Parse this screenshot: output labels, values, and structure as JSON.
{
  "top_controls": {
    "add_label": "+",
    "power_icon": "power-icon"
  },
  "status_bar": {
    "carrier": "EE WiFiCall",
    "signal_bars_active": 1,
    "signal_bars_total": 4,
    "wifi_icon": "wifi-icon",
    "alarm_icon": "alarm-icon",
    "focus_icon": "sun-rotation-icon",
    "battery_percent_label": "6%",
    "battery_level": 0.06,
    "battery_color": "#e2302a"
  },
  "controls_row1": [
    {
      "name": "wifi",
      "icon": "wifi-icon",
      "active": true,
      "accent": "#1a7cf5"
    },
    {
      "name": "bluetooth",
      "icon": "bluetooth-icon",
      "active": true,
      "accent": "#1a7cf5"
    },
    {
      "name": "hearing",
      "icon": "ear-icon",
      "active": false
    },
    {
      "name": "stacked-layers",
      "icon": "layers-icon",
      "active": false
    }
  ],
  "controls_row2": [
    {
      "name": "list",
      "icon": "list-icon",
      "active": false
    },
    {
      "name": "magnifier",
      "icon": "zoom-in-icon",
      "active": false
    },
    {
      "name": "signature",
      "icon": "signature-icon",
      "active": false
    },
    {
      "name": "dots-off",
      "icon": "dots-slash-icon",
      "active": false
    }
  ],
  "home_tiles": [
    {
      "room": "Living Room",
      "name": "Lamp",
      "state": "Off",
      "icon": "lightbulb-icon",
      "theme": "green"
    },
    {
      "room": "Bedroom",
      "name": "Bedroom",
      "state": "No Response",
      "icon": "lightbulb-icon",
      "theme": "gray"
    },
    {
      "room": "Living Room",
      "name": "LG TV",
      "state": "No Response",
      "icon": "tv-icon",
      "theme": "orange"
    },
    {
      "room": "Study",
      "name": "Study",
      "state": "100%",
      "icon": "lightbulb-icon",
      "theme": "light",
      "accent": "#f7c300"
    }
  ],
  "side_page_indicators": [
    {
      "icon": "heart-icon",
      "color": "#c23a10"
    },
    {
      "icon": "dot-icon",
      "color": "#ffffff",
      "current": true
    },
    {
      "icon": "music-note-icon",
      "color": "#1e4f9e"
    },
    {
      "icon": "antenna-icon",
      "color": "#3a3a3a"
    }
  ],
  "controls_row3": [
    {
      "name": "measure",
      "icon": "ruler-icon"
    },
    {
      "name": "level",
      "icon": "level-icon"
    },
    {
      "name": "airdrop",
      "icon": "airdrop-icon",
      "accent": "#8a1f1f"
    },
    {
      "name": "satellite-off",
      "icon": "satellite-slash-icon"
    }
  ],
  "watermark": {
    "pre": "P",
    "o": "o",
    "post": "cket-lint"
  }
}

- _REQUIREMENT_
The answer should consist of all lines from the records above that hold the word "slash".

- _PROBLEM SOLUTION_
      "icon": "dots-slash-icon",
      "icon": "satellite-slash-icon"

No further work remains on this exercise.